Find the number of lines containing the string "JSON" in the data. Answer with the number by itself.

------ RECORDED INFORMATION

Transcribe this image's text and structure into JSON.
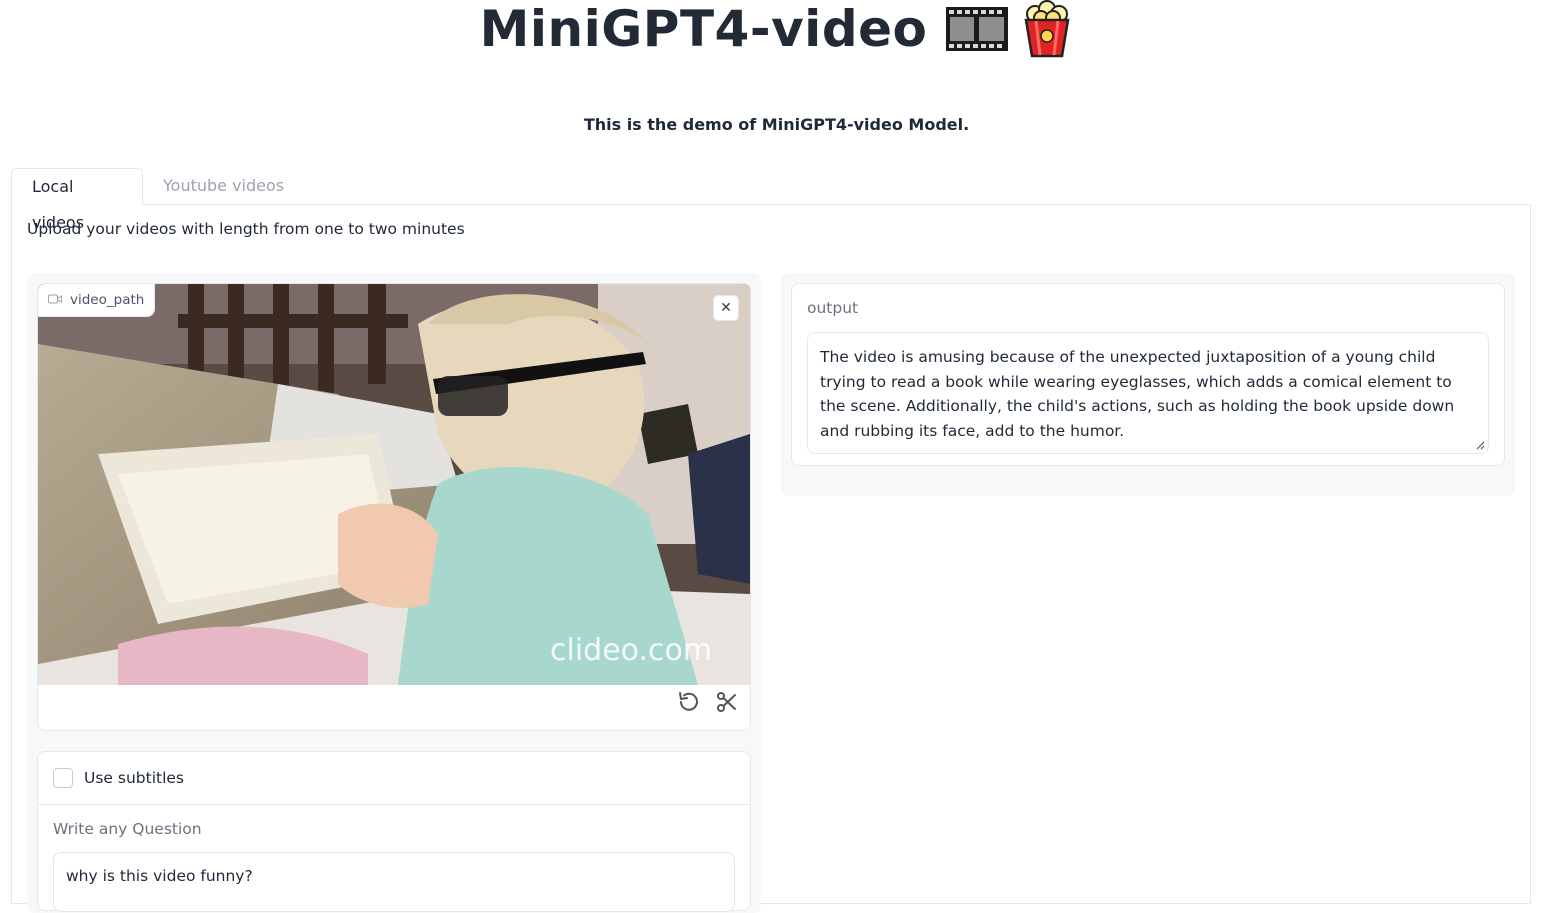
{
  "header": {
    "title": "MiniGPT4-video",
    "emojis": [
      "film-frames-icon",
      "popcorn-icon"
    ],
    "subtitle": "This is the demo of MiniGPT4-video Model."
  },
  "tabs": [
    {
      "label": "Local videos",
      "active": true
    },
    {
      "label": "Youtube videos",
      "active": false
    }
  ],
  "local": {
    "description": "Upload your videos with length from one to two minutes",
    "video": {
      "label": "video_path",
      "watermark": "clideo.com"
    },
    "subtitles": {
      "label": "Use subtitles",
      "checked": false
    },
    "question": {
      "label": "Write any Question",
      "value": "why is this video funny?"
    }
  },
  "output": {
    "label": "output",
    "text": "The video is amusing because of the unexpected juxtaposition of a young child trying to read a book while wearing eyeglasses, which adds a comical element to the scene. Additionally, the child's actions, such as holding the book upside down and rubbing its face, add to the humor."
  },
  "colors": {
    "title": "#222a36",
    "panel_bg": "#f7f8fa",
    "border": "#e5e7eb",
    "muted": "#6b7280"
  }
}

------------
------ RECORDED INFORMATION

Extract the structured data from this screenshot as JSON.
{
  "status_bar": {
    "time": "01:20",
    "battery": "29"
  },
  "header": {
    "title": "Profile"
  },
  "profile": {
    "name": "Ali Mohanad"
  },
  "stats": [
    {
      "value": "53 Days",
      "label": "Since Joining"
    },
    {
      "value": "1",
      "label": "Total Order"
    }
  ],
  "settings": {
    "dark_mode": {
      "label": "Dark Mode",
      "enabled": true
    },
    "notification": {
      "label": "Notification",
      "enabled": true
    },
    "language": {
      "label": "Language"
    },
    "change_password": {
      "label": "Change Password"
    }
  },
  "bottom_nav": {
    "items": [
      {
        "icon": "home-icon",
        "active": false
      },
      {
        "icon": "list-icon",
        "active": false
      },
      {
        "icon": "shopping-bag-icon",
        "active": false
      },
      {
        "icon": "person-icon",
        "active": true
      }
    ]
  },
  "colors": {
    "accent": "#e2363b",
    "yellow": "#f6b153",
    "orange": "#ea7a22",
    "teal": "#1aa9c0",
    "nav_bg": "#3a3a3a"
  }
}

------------
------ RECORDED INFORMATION

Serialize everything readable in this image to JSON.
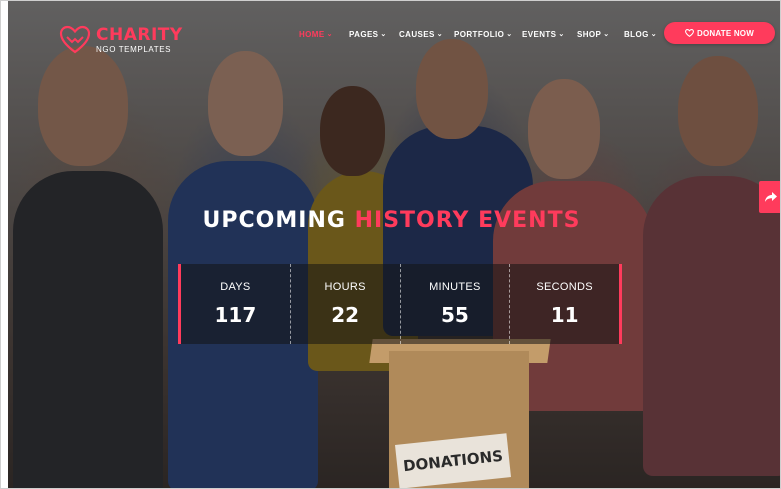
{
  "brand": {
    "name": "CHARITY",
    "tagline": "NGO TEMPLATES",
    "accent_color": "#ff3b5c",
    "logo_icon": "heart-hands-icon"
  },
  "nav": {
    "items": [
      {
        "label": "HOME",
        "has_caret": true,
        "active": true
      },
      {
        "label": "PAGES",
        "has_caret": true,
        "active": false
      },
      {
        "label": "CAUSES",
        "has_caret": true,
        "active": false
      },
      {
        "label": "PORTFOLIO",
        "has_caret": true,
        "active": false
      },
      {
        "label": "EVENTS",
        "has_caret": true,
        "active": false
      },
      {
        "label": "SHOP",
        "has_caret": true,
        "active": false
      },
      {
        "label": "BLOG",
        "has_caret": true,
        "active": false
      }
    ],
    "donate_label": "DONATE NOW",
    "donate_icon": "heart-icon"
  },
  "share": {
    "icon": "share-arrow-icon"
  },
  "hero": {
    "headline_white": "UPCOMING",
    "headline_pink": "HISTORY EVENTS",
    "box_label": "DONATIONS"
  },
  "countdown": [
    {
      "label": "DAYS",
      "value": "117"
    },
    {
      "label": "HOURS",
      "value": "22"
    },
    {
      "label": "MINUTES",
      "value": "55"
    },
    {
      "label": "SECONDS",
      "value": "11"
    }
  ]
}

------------

RESPONSE TO THE EXERCISE: 3